## DATA FOR ANALYSIS

§

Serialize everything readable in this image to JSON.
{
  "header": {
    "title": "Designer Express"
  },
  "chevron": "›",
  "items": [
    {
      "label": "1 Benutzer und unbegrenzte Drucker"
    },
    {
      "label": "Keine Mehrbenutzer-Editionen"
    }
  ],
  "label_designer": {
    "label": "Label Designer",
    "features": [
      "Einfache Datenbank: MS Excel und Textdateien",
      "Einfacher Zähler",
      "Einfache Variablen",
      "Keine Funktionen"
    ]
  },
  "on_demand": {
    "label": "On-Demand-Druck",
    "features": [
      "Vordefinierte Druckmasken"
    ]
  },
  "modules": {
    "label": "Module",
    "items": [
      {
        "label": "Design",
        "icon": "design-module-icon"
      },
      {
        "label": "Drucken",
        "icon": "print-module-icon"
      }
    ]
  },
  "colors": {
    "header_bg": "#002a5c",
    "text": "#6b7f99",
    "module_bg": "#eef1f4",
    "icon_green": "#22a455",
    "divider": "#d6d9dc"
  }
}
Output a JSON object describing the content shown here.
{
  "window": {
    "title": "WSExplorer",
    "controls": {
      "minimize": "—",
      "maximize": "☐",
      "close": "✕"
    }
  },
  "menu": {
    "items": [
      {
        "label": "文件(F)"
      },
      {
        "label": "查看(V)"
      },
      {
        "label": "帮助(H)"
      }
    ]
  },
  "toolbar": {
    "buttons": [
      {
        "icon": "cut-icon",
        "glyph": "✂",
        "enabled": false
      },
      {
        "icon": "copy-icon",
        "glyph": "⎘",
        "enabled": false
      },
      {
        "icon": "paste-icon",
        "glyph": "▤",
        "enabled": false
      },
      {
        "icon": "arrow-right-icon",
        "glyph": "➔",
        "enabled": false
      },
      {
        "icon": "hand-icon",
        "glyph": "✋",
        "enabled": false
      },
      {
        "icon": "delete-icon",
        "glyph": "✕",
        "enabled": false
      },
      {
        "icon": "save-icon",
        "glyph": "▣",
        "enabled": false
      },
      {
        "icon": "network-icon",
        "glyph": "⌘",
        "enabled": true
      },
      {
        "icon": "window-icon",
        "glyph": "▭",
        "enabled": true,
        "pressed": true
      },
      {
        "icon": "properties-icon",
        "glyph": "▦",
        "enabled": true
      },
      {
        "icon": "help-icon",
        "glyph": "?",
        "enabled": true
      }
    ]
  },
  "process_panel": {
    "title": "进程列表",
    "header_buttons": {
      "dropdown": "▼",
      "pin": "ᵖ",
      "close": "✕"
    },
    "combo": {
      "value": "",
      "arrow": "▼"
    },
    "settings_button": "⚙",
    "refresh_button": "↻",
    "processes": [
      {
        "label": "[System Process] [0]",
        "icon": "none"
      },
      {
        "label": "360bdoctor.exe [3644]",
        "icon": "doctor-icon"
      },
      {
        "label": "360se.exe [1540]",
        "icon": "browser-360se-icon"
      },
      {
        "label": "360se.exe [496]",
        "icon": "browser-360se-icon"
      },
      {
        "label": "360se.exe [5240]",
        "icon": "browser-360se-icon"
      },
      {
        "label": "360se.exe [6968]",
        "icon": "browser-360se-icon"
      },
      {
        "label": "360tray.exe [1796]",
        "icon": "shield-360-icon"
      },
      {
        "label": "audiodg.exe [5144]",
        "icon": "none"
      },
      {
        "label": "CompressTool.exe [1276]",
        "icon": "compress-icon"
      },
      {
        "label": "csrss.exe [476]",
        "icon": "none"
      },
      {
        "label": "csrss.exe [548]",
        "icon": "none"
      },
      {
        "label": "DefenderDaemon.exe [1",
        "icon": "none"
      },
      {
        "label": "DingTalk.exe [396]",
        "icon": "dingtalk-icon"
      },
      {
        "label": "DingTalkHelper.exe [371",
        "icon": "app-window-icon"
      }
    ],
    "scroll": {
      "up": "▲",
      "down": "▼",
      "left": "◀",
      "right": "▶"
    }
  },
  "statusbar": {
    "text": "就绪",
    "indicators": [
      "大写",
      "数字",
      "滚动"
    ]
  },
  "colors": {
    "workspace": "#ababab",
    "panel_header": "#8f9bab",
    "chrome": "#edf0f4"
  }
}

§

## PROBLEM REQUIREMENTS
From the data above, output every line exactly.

## SOLVED PROBLEM
Serialize everything readable in this image to JSON.
{
  "header": {
    "title": "Designer Express"
  },
  "chevron": "›",
  "items": [
    {
      "label": "1 Benutzer und unbegrenzte Drucker"
    },
    {
      "label": "Keine Mehrbenutzer-Editionen"
    }
  ],
  "label_designer": {
    "label": "Label Designer",
    "features": [
      "Einfache Datenbank: MS Excel und Textdateien",
      "Einfacher Zähler",
      "Einfache Variablen",
      "Keine Funktionen"
    ]
  },
  "on_demand": {
    "label": "On-Demand-Druck",
    "features": [
      "Vordefinierte Druckmasken"
    ]
  },
  "modules": {
    "label": "Module",
    "items": [
      {
        "label": "Design",
        "icon": "design-module-icon"
      },
      {
        "label": "Drucken",
        "icon": "print-module-icon"
      }
    ]
  },
  "colors": {
    "header_bg": "#002a5c",
    "text": "#6b7f99",
    "module_bg": "#eef1f4",
    "icon_green": "#22a455",
    "divider": "#d6d9dc"
  }
}
Output a JSON object describing the content shown here.
{
  "window": {
    "title": "WSExplorer",
    "controls": {
      "minimize": "—",
      "maximize": "☐",
      "close": "✕"
    }
  },
  "menu": {
    "items": [
      {
        "label": "文件(F)"
      },
      {
        "label": "查看(V)"
      },
      {
        "label": "帮助(H)"
      }
    ]
  },
  "toolbar": {
    "buttons": [
      {
        "icon": "cut-icon",
        "glyph": "✂",
        "enabled": false
      },
      {
        "icon": "copy-icon",
        "glyph": "⎘",
        "enabled": false
      },
      {
        "icon": "paste-icon",
        "glyph": "▤",
        "enabled": false
      },
      {
        "icon": "arrow-right-icon",
        "glyph": "➔",
        "enabled": false
      },
      {
        "icon": "hand-icon",
        "glyph": "✋",
        "enabled": false
      },
      {
        "icon": "delete-icon",
        "glyph": "✕",
        "enabled": false
      },
      {
        "icon": "save-icon",
        "glyph": "▣",
        "enabled": false
      },
      {
        "icon": "network-icon",
        "glyph": "⌘",
        "enabled": true
      },
      {
        "icon": "window-icon",
        "glyph": "▭",
        "enabled": true,
        "pressed": true
      },
      {
        "icon": "properties-icon",
        "glyph": "▦",
        "enabled": true
      },
      {
        "icon": "help-icon",
        "glyph": "?",
        "enabled": true
      }
    ]
  },
  "process_panel": {
    "title": "进程列表",
    "header_buttons": {
      "dropdown": "▼",
      "pin": "ᵖ",
      "close": "✕"
    },
    "combo": {
      "value": "",
      "arrow": "▼"
    },
    "settings_button": "⚙",
    "refresh_button": "↻",
    "processes": [
      {
        "label": "[System Process] [0]",
        "icon": "none"
      },
      {
        "label": "360bdoctor.exe [3644]",
        "icon": "doctor-icon"
      },
      {
        "label": "360se.exe [1540]",
        "icon": "browser-360se-icon"
      },
      {
        "label": "360se.exe [496]",
        "icon": "browser-360se-icon"
      },
      {
        "label": "360se.exe [5240]",
        "icon": "browser-360se-icon"
      },
      {
        "label": "360se.exe [6968]",
        "icon": "browser-360se-icon"
      },
      {
        "label": "360tray.exe [1796]",
        "icon": "shield-360-icon"
      },
      {
        "label": "audiodg.exe [5144]",
        "icon": "none"
      },
      {
        "label": "CompressTool.exe [1276]",
        "icon": "compress-icon"
      },
      {
        "label": "csrss.exe [476]",
        "icon": "none"
      },
      {
        "label": "csrss.exe [548]",
        "icon": "none"
      },
      {
        "label": "DefenderDaemon.exe [1",
        "icon": "none"
      },
      {
        "label": "DingTalk.exe [396]",
        "icon": "dingtalk-icon"
      },
      {
        "label": "DingTalkHelper.exe [371",
        "icon": "app-window-icon"
      }
    ],
    "scroll": {
      "up": "▲",
      "down": "▼",
      "left": "◀",
      "right": "▶"
    }
  },
  "statusbar": {
    "text": "就绪",
    "indicators": [
      "大写",
      "数字",
      "滚动"
    ]
  },
  "colors": {
    "workspace": "#ababab",
    "panel_header": "#8f9bab",
    "chrome": "#edf0f4"
  }
}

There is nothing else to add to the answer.